Q: What's your day job (if this business isn't your day job)?

A: I work full time in Development for a social services non-profit. I get to interact with incredible staff and clients with amazing stories. I really believe in it's mission to help youth and young families (often from homeless or foster care backgrounds) become self-sufficient. They are very flexible with my schedule which is the only way I can balance both my day and art job(s). 

Photo by Adrienne Dawes 

Photo by Adrienne Dawes 

Q: When you're discouraged, what do you run to or away from?

A: I love running away into nature. I don't have many opportunities to unplug and get out of town, but whenever I can, I always appreciate it. Taking a long walk or bike ride also helps me reset. And I love playing music just for fun . . . Karaoke is a part of my regular self care (private rooms > bars)

Your favorite band at the moment: I like too many to name a favorite, but at the moment Anderson Paak's new album is on repeat. Rihanna/Beyonce/Jessie Ware as just the background/white noise/soundtrack of my life.

Your favorite book at the moment: I want to open up Carrie Brownstein's memoir and actually read the words inside it (it's been on my bedside table since it came out). 

Your local Austin gem: "Tourist Friends" (aka friends visiting from out of town) always want me to take them to "see the bats." No, boring, gross.  I'd rather take people to one of my favorite swimming spots.
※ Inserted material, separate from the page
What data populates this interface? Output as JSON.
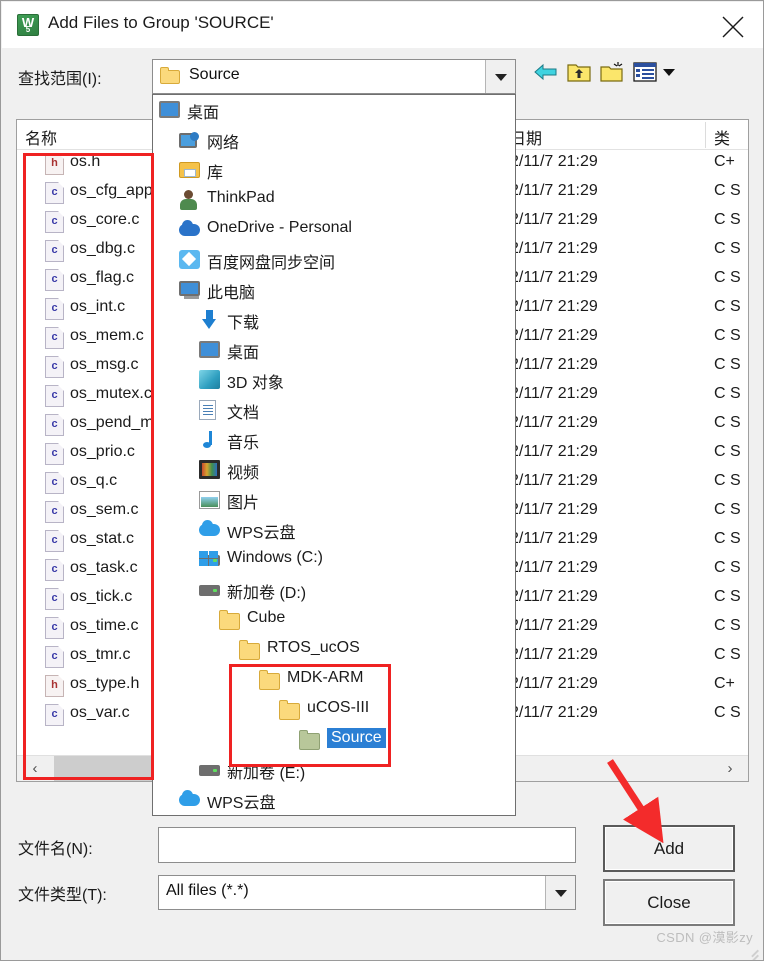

I have a few that are top-secret, but one I can share (without pissing off my friends) is Krause Springs. 

Photo by Adrienne Dawes 

Photo by Adrienne Dawes 

Your social media handles: You can find Adrienne via her production company's pages on Twitter, Instagram and Facebook.